● About this exercise
Your answer should consist of the lines in the listing that hold "bottomsub".

● Material for the task
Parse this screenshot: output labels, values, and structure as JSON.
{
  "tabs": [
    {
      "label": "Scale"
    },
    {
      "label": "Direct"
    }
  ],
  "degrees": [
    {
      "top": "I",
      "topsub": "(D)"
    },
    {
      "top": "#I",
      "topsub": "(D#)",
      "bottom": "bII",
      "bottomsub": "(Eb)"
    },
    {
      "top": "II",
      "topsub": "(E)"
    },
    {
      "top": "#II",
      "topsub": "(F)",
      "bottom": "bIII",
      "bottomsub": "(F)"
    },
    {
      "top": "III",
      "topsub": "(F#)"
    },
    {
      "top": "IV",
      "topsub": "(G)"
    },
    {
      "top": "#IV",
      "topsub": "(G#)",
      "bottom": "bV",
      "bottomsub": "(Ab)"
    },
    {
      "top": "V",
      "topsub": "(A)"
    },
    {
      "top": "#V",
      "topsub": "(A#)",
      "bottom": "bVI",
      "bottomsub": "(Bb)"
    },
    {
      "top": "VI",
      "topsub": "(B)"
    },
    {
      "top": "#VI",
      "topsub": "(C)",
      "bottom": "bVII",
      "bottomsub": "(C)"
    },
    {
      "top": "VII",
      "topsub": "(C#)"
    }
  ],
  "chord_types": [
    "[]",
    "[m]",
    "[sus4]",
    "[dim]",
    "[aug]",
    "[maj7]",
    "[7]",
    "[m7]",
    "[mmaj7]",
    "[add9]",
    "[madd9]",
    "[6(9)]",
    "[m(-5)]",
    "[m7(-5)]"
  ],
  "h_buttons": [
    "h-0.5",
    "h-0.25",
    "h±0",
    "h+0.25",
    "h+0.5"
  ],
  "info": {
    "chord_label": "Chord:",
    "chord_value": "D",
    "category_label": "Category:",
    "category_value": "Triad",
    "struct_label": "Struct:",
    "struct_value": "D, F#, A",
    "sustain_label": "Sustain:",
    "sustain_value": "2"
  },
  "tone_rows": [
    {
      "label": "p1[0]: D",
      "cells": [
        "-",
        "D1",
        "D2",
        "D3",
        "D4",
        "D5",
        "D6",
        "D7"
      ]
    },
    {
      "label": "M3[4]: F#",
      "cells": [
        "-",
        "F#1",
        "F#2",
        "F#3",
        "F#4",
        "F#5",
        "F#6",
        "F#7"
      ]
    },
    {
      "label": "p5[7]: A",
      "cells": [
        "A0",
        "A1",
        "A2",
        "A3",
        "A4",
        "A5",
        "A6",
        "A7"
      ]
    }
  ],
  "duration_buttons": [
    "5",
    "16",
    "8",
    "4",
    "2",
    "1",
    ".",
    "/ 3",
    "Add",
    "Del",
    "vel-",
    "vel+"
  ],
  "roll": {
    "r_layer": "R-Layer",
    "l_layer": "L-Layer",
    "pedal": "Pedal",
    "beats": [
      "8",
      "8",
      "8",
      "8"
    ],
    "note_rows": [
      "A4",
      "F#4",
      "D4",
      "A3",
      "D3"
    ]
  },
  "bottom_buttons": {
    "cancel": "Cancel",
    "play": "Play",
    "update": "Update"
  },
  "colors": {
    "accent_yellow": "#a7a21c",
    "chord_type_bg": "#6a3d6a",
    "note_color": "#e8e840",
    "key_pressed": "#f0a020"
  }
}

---

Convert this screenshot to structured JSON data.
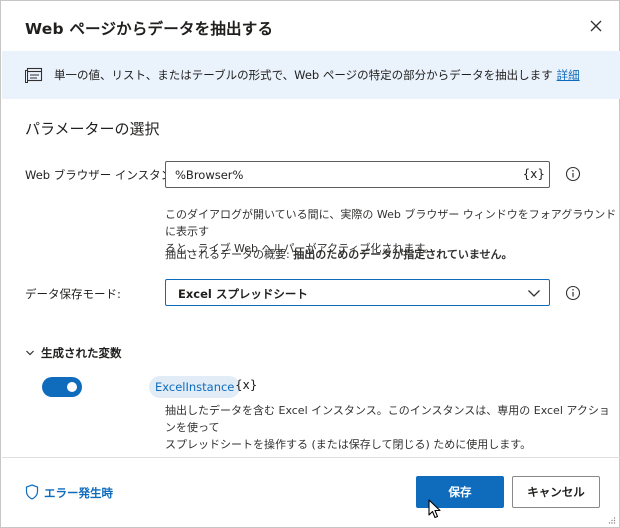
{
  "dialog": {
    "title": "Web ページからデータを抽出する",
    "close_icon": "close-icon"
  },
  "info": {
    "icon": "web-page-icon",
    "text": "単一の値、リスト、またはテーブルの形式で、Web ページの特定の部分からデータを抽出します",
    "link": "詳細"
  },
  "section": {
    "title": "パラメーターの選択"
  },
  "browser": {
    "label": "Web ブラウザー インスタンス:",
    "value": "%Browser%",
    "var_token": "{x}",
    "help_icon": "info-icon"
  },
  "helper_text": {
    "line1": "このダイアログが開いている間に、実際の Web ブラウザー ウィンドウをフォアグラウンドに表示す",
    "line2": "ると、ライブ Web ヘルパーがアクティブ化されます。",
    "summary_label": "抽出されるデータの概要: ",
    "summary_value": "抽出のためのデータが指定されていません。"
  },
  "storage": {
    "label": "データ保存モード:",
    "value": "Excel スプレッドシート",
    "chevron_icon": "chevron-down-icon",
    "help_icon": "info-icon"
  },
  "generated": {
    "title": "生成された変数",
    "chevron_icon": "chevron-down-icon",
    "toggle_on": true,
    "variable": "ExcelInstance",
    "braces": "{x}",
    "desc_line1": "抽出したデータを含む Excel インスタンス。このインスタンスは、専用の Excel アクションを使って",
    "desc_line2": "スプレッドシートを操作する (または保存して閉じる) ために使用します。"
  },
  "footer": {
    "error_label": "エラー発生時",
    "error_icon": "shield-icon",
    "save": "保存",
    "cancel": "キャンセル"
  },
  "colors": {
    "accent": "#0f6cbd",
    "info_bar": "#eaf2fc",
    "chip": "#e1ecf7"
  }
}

● Result of the exercise
      "bottomsub": "(Eb)"
      "bottomsub": "(F)"
      "bottomsub": "(Ab)"
      "bottomsub": "(Bb)"
      "bottomsub": "(C)"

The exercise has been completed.